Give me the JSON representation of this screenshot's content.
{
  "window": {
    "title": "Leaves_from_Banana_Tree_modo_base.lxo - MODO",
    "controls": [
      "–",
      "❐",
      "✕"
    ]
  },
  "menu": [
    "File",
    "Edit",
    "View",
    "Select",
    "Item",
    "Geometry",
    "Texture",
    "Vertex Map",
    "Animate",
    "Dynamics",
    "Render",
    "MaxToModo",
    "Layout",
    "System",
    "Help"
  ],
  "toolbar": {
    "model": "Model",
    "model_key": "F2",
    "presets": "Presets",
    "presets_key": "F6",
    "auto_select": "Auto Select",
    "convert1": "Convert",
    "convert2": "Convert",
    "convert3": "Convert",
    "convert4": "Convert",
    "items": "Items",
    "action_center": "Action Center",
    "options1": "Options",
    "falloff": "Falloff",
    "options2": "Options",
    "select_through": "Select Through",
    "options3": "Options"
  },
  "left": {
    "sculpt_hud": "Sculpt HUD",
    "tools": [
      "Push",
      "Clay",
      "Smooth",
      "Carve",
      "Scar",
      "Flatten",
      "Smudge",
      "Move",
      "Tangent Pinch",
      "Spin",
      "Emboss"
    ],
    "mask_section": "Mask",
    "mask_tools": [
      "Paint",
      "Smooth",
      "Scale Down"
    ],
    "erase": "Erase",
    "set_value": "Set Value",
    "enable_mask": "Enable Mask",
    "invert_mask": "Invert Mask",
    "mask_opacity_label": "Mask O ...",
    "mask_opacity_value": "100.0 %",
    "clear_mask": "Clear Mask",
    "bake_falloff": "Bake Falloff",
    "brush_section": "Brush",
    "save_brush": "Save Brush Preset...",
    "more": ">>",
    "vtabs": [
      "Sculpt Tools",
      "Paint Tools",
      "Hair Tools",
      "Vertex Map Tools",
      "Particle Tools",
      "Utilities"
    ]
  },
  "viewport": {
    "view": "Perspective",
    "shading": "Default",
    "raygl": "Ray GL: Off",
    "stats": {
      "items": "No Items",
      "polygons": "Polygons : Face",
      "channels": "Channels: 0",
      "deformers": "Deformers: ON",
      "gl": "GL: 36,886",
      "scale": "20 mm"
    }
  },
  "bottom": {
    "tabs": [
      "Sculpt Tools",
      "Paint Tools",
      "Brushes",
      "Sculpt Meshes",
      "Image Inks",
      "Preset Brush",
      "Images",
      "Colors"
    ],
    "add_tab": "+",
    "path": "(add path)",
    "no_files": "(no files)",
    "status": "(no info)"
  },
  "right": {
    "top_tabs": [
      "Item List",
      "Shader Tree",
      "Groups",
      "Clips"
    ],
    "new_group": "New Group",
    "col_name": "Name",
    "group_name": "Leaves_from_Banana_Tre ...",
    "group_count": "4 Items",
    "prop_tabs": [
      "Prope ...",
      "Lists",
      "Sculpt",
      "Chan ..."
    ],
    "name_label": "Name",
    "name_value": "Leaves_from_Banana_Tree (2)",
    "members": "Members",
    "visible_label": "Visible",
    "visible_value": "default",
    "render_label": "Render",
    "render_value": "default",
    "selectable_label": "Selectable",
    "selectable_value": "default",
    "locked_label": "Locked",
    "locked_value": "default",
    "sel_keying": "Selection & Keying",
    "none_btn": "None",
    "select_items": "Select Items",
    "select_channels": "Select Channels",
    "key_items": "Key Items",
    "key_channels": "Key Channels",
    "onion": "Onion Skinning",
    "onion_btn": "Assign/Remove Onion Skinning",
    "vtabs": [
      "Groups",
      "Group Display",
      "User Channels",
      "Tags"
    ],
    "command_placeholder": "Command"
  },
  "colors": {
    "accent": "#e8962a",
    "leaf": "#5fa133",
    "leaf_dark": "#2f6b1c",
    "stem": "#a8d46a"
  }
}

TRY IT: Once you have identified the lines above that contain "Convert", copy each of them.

WRITTEN SOLUTION:
    "convert1": "Convert",
    "convert2": "Convert",
    "convert3": "Convert",
    "convert4": "Convert",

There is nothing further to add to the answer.